[Page and application data records]
___
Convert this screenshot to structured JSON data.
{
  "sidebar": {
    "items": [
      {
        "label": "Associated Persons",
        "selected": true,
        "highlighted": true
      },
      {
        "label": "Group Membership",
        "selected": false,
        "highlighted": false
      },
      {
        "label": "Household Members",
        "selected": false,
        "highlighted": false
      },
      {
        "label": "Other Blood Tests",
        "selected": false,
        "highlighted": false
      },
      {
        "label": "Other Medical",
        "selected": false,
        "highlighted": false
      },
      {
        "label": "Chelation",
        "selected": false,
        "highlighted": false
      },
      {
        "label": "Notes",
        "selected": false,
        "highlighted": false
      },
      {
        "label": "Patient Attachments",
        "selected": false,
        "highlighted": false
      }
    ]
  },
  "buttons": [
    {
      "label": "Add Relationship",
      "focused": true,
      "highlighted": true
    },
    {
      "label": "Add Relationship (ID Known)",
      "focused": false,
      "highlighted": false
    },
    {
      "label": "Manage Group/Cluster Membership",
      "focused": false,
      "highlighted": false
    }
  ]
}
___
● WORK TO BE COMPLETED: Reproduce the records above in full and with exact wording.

● SOLUTION:
Convert this screenshot to structured JSON data.
{
  "sidebar": {
    "items": [
      {
        "label": "Associated Persons",
        "selected": true,
        "highlighted": true
      },
      {
        "label": "Group Membership",
        "selected": false,
        "highlighted": false
      },
      {
        "label": "Household Members",
        "selected": false,
        "highlighted": false
      },
      {
        "label": "Other Blood Tests",
        "selected": false,
        "highlighted": false
      },
      {
        "label": "Other Medical",
        "selected": false,
        "highlighted": false
      },
      {
        "label": "Chelation",
        "selected": false,
        "highlighted": false
      },
      {
        "label": "Notes",
        "selected": false,
        "highlighted": false
      },
      {
        "label": "Patient Attachments",
        "selected": false,
        "highlighted": false
      }
    ]
  },
  "buttons": [
    {
      "label": "Add Relationship",
      "focused": true,
      "highlighted": true
    },
    {
      "label": "Add Relationship (ID Known)",
      "focused": false,
      "highlighted": false
    },
    {
      "label": "Manage Group/Cluster Membership",
      "focused": false,
      "highlighted": false
    }
  ]
}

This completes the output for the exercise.